Zimbabwe has an unemployment rate of 11 percent, contrary to claims by some economists that the country has a joblessness rate of more than 70 percent, the Zimbabwe National Statistics Agency director-general Mr Dzinotizei Mutasa said yesterday.Mr Mutasa told participants at a one-day ZimStat dissemination workshop that most people in the country were economically active and only 11 percent were unemployed according to the 2012 agency’s findings.
“Persons who stated paid employee, employer, own account worker and unpaid family worker as their main activity were regarded as employed or economically active persons,” he said.
“One is either a farmer, selling juice cards, driving an emergency taxi or you are working as a hair dresser, all these people are economically active.
“We have always had this argument about what is the percentage of people that are employed or unemployed in Zimbabwe. Textbook economists will say 85 percent but that is not true. If we had a population like that most people in Zimbabwe would have died, it is not possible,” he said.
Mr Mutasa said out of the country’s total population of 13 061 239, the economically active group stood at 68,8percent while the economically inactive group was 32,5 percent.
Of the total number of economically active persons, the largest proportion was in Masvingo with an activity rate of 73 and Matabeleland North had the lowest activity rate of 59.
ZimStat director said 50 percent of the country’s population was employed in the agricultural sector.
Of the employed persons enumerated in Zimbabwe, 42 percent were communal farmers or communal farm workers while the other employed persons were 58 percent.
Data on activity for Zimbabwe from the 2012 population census show that about 59 percent of the total population was in the 15 and above age group.
The economically active population constituted 67 percent and 11 percent were unemployed and 89 percent employed.
The survey revealed that at least 3,7 million Zimbabweans are involved in informal sector activities and females, at 54,6 percent, made up the majority of the people employed in the informal sector.
Economist John Robertson argued that Zimbabwe’s unemployment rate remained very high at more than 70 percent with less than 900 000 people formally employed out of a population of 13 million people.
“An estimated 100 000 jobs have been lost from 2004 up to date as government fails to create new jobs,” John Robertson said.
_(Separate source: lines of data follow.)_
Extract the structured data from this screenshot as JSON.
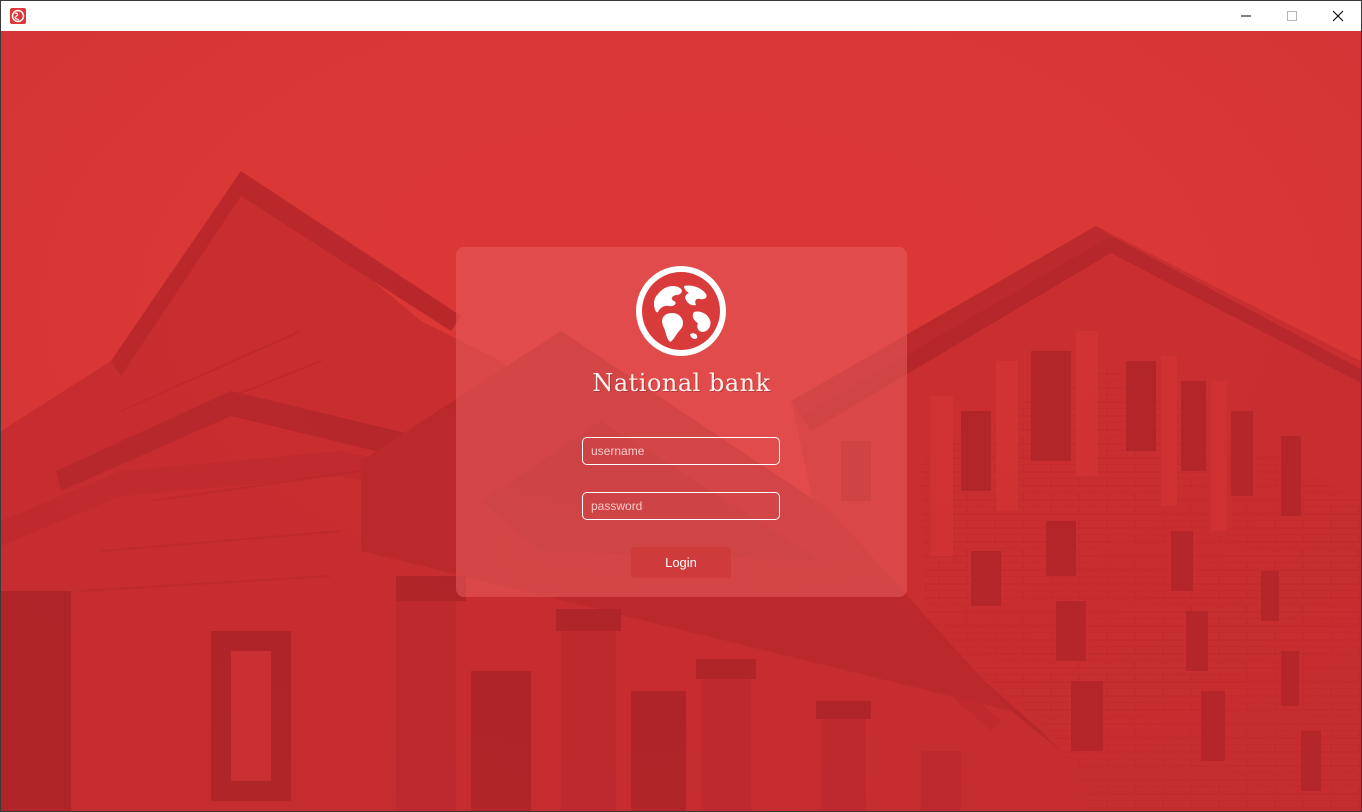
{
  "window": {
    "title": "",
    "controls": [
      "minimize",
      "maximize",
      "close"
    ]
  },
  "login": {
    "brand": "National bank",
    "username_placeholder": "username",
    "password_placeholder": "password",
    "login_label": "Login"
  },
  "icons": {
    "app": "globe-icon",
    "logo": "globe-icon",
    "minimize": "minimize-icon",
    "maximize": "maximize-icon",
    "close": "close-icon"
  },
  "colors": {
    "accent": "#dc3838",
    "accent_dark": "#a81e23",
    "card": "#e85c5c",
    "text": "#ffffff"
  }
}
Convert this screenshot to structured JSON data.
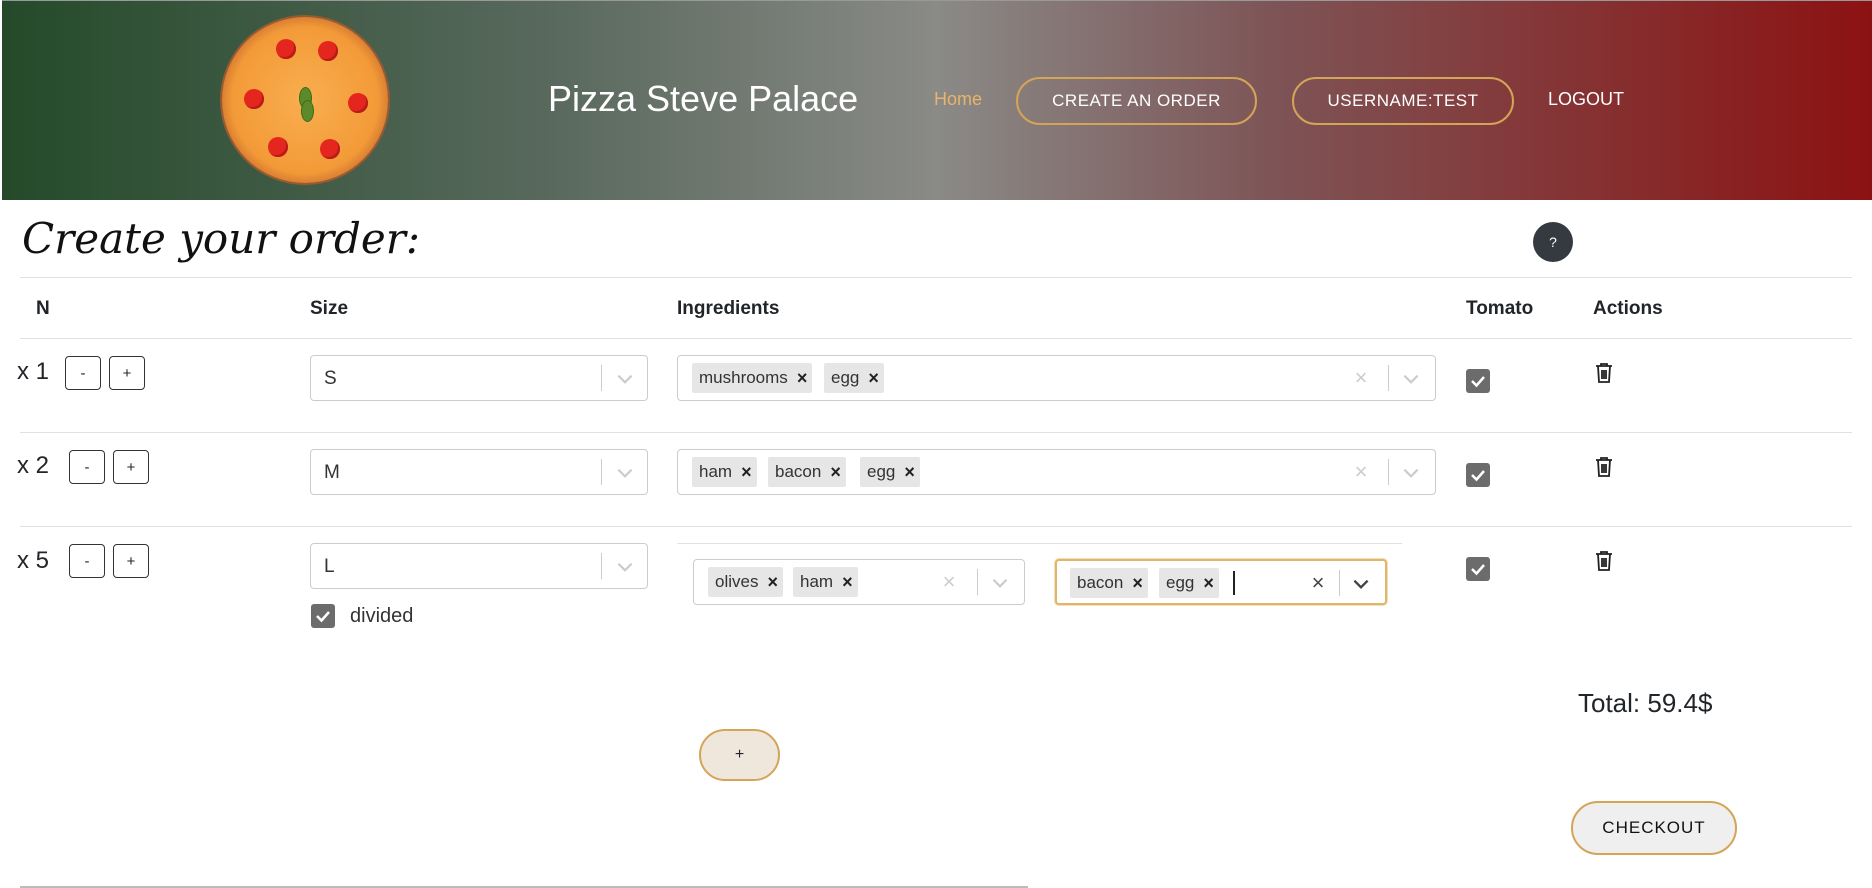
{
  "header": {
    "brand": "Pizza Steve Palace",
    "nav": {
      "home": "Home",
      "create_order": "CREATE AN ORDER",
      "username": "USERNAME:TEST",
      "logout": "LOGOUT"
    },
    "colors": {
      "gradient_start": "#244a2a",
      "gradient_mid": "#8a8a87",
      "gradient_end": "#8c1212",
      "accent": "#d4a457",
      "home_link": "#e8b56a"
    }
  },
  "page": {
    "title": "Create your order:",
    "help_label": "?"
  },
  "table": {
    "headers": {
      "n": "N",
      "size": "Size",
      "ingredients": "Ingredients",
      "tomato": "Tomato",
      "actions": "Actions"
    },
    "rows": [
      {
        "quantity": "x 1",
        "minus": "-",
        "plus": "+",
        "size": "S",
        "ingredients": [
          "mushrooms",
          "egg"
        ],
        "tomato": true
      },
      {
        "quantity": "x 2",
        "minus": "-",
        "plus": "+",
        "size": "M",
        "ingredients": [
          "ham",
          "bacon",
          "egg"
        ],
        "tomato": true
      },
      {
        "quantity": "x 5",
        "minus": "-",
        "plus": "+",
        "size": "L",
        "divided": true,
        "divided_label": "divided",
        "ingredients_left": [
          "olives",
          "ham"
        ],
        "ingredients_right": [
          "bacon",
          "egg"
        ],
        "tomato": true
      }
    ]
  },
  "footer": {
    "add_pizza": "+",
    "total": "Total: 59.4$",
    "checkout": "CHECKOUT"
  },
  "icons": {
    "remove": "close-icon",
    "dropdown": "chevron-down-icon",
    "delete": "trash-icon",
    "checkbox": "checkmark-icon"
  }
}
“It can’t be 11 percent. Our unemployment rate is more than 70 percent due to the failure by the government to create jobs for its people.”